Metastasis is the leading cause of cancer mortality. Cancer cells must adapt to colonize and thrive at the metastatic site. The modulation of the receptive organ microenvironment is a key event in the adaptation process and is partially accomplished at a distance by the primary tumor. Exosomes, a subclass of extracellular vesicles (EVs), are distal mediators of communication that carry genetic and molecular information to neighboring and distant cells. Cancer exosomes have been involved in restructuring metastatic sites to support cancer cell colonization. Researchers from the Universidade do Porto, Portugal discuss the role of exosomes in the metastatic process.

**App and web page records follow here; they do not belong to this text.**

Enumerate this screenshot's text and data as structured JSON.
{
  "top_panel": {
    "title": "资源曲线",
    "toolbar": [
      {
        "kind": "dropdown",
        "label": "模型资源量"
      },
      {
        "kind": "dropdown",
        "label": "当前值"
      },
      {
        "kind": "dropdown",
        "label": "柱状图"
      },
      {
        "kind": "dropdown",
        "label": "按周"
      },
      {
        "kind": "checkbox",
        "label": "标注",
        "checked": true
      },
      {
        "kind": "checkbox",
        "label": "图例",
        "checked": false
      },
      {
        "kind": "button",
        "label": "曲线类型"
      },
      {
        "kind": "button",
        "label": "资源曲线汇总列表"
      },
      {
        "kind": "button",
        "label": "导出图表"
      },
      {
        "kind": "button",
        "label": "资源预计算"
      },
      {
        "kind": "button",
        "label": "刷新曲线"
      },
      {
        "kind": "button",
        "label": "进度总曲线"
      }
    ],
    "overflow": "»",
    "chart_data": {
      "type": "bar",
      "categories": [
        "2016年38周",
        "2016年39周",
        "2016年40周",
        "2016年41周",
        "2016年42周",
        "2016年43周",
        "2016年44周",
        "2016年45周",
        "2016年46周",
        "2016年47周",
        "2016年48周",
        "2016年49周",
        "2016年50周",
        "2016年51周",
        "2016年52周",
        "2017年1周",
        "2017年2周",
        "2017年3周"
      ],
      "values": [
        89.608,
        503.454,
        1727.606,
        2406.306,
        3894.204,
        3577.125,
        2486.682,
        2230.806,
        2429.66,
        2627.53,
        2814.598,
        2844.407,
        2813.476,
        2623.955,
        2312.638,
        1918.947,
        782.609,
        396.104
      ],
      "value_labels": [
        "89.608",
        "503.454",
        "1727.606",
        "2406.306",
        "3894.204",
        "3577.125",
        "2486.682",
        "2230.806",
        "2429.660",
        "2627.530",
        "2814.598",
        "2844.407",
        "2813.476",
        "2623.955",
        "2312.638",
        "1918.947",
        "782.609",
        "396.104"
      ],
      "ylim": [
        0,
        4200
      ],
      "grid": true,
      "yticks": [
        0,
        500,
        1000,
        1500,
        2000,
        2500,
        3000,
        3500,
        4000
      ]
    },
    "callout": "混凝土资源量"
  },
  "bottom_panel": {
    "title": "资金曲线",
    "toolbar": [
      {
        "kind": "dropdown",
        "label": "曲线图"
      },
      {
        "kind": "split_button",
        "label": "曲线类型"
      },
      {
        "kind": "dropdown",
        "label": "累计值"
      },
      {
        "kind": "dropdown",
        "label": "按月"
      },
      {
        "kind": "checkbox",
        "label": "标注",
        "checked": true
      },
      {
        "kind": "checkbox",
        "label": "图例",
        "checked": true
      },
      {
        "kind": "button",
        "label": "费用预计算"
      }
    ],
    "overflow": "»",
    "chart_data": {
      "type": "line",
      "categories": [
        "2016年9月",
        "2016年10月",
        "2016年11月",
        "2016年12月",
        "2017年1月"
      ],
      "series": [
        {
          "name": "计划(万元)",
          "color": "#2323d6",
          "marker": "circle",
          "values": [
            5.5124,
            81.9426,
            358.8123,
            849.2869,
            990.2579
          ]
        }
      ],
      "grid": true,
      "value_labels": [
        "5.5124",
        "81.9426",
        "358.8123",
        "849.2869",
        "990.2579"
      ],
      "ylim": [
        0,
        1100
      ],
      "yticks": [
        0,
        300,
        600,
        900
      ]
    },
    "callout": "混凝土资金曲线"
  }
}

Metastasis organotropism is not entirely explained by the anatomy of the blood and lymphatic circulatory networks. Other factors influence metastatic cells’ ability to seed and prosper in a host organ, including its microenvironment and specific cues originating from the tumor of origin. Exosomes have been proposed to be both short- and long-distance mediators of intercellular communication through the modulation of recipient cells on ligand–receptor interaction and/or cargo release. In addition to cancer exosomes, exosomes derived from other cells of the tumor microenvironment have been described as key players in the various steps of the metastatic cascade. Exosomes derived from the primary tumor influence circulating tumor cells to enhance their tumor self-seeding ability.